* What this task involves
Go line by line through the data below and count those with the string "icon". Give the number only.

* Items from an interface collection
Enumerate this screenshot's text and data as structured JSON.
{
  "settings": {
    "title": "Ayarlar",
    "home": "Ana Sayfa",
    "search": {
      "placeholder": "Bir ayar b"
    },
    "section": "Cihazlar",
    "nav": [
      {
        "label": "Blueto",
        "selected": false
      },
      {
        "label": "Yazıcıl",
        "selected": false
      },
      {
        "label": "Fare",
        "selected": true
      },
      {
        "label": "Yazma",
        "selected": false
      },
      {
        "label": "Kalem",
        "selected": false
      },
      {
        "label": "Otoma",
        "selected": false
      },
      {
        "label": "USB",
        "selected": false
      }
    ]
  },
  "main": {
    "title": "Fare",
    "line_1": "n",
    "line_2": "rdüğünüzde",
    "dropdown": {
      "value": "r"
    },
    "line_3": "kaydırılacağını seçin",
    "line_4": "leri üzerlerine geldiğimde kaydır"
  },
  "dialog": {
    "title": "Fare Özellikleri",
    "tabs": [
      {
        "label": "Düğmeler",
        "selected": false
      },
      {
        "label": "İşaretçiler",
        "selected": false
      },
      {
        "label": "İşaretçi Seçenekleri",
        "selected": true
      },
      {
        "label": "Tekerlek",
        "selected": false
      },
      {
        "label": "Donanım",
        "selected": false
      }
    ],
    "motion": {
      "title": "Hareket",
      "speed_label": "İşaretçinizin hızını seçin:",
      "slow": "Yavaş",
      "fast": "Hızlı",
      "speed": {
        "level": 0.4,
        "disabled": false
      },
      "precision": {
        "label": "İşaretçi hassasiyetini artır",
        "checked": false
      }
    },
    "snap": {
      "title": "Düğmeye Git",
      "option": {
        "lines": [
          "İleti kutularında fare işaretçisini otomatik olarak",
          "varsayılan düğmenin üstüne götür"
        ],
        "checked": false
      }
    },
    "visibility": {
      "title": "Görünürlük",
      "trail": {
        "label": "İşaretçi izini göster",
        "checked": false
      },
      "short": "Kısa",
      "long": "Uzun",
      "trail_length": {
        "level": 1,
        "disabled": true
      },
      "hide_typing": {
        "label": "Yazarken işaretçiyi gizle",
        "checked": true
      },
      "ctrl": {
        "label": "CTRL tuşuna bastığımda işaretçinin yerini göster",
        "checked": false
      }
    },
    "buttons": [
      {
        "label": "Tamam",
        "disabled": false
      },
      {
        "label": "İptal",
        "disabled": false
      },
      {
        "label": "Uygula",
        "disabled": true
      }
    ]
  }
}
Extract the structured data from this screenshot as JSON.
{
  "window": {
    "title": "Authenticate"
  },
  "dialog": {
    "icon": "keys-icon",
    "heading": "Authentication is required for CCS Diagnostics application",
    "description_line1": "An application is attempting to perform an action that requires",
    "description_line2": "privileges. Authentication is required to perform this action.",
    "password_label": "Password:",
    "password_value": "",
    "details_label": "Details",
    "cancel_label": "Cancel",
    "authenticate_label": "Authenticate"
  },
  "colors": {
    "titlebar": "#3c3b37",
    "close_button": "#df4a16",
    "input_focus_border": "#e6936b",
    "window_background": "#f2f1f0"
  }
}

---

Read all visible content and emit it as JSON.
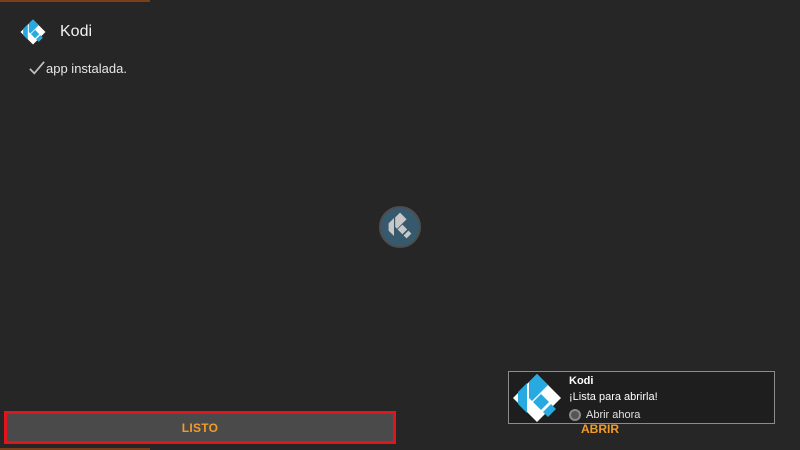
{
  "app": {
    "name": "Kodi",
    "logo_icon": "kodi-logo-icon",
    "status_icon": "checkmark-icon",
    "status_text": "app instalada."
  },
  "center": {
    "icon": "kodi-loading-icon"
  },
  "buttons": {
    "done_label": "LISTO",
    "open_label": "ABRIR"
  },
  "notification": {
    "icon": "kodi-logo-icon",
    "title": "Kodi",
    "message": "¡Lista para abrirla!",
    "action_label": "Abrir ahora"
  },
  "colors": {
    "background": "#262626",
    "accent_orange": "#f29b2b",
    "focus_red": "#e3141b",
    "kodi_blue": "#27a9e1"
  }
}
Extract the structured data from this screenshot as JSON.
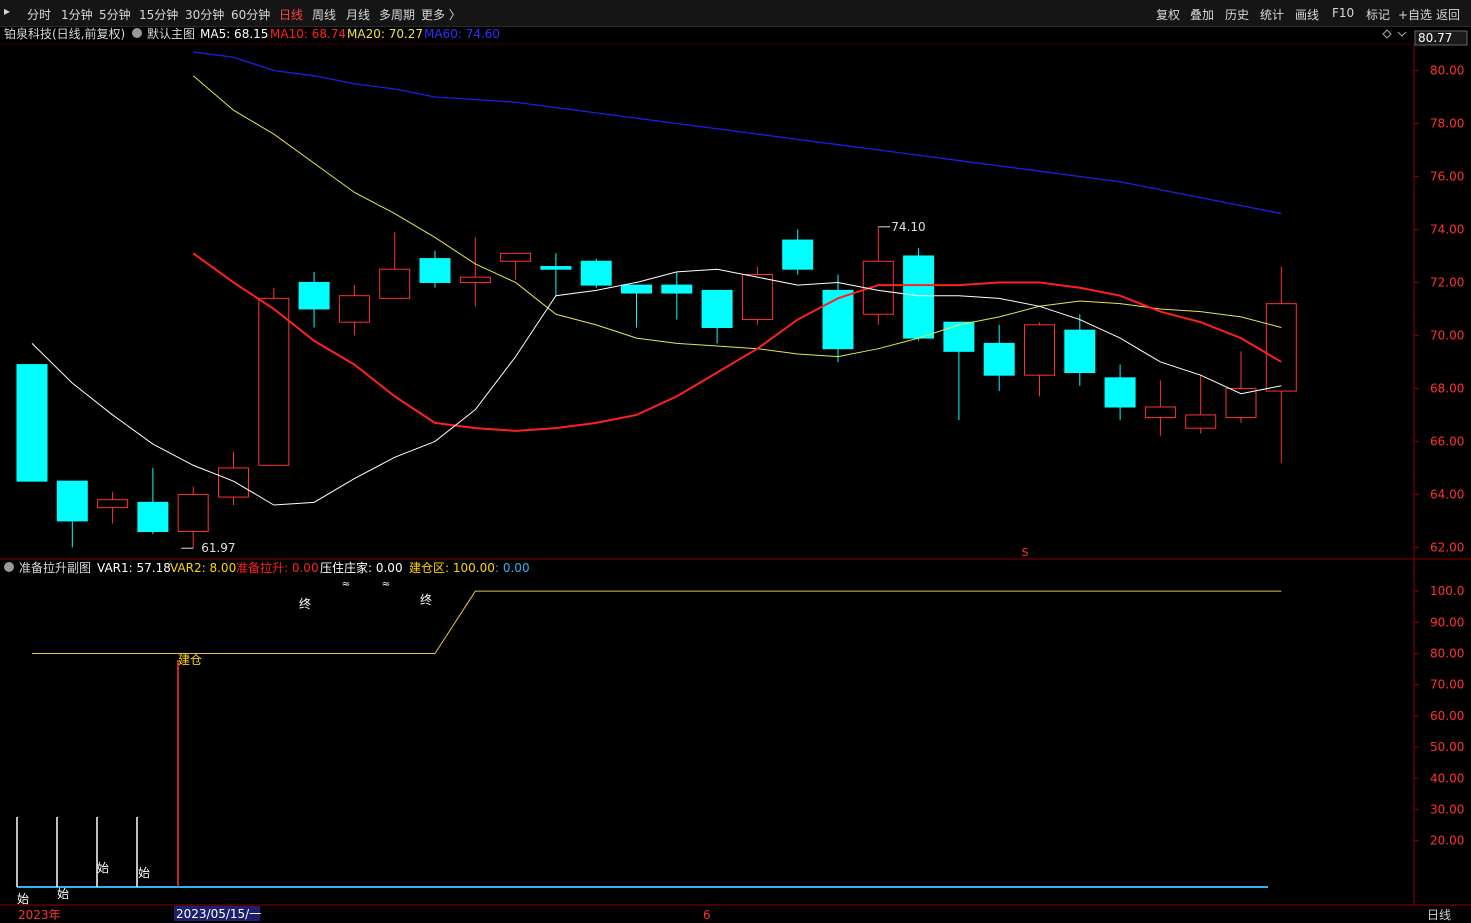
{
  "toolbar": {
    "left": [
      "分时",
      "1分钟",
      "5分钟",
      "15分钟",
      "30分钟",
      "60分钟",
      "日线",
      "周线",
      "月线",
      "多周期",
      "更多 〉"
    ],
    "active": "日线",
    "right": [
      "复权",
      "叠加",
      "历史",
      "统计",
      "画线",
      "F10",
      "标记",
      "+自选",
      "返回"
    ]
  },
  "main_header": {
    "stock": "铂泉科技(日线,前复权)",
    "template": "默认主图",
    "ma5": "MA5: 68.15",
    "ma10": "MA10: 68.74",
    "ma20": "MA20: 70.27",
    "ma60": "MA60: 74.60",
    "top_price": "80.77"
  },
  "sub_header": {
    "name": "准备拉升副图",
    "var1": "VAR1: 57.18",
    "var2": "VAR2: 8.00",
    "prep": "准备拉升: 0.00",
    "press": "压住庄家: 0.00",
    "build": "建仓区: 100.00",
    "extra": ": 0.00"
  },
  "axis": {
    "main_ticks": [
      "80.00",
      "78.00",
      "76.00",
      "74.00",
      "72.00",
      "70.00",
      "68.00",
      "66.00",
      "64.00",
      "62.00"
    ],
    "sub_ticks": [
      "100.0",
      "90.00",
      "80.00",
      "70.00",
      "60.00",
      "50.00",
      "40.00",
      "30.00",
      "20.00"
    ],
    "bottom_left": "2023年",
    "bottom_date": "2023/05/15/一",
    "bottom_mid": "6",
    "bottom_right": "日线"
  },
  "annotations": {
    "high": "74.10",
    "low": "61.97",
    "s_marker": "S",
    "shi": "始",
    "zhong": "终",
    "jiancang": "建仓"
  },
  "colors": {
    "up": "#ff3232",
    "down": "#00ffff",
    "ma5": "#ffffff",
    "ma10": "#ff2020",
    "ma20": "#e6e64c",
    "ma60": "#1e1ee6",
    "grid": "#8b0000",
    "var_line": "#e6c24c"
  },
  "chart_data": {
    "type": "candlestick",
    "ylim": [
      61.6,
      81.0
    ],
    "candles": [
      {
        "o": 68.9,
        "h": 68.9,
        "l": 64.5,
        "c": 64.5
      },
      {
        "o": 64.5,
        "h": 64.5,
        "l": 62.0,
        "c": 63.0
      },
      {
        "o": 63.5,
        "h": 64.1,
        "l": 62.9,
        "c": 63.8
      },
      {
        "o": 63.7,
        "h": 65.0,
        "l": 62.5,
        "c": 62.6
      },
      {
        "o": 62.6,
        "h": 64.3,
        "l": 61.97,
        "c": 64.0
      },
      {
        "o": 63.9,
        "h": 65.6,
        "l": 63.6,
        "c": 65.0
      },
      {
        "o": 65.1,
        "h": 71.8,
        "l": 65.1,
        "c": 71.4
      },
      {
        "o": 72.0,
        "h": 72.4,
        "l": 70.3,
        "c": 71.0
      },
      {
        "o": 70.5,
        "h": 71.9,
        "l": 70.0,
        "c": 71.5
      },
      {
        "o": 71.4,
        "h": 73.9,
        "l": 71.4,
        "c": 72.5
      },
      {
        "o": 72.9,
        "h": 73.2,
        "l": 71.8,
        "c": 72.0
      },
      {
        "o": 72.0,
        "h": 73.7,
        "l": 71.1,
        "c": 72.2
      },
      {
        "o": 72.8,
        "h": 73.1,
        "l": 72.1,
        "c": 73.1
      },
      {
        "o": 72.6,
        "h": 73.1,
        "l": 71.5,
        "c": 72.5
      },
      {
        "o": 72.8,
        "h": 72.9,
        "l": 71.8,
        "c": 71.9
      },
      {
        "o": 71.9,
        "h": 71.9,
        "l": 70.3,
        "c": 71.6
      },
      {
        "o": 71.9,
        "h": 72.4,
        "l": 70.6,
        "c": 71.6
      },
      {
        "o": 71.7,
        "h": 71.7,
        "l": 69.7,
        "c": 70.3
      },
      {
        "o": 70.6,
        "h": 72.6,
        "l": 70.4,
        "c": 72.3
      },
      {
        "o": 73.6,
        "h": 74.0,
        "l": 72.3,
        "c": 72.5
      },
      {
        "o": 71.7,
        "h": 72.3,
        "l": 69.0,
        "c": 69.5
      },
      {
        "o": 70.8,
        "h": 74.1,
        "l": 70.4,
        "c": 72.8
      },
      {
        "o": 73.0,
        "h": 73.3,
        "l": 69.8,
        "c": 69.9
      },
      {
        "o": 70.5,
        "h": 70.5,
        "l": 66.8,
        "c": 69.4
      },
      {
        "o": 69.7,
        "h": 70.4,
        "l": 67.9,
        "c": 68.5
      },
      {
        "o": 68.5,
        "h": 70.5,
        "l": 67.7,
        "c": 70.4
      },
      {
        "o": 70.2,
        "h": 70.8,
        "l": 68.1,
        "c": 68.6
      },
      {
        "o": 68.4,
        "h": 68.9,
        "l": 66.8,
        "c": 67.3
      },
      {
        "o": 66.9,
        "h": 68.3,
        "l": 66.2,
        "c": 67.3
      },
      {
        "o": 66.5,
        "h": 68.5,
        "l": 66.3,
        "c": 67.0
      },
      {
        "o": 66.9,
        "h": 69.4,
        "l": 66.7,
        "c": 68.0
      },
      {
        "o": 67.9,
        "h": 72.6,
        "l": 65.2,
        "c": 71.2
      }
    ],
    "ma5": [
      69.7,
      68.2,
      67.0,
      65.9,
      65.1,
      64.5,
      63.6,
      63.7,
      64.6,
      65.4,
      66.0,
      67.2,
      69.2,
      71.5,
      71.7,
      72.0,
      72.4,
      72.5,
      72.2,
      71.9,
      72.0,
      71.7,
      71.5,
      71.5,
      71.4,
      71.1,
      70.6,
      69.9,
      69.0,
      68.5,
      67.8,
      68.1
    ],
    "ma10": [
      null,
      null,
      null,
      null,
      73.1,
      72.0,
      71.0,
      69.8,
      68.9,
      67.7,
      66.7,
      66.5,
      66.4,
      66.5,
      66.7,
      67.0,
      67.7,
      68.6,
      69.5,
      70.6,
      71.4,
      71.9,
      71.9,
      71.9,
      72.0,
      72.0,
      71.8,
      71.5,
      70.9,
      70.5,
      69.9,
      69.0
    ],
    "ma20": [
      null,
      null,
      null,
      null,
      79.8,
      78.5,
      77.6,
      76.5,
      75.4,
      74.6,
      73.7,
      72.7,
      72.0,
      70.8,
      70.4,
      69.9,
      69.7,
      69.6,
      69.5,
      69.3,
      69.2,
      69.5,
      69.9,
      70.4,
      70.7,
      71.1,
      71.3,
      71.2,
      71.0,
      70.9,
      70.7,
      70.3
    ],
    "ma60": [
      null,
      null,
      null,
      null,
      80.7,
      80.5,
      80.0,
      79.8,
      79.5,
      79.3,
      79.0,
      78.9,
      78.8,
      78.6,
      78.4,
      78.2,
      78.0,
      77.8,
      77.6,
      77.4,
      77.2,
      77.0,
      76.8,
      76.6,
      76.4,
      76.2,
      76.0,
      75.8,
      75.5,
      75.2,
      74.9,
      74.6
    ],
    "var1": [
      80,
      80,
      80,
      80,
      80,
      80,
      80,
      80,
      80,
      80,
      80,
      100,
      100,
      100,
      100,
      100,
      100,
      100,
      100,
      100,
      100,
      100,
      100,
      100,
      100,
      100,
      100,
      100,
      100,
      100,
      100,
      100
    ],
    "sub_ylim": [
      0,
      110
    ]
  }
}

* Response
5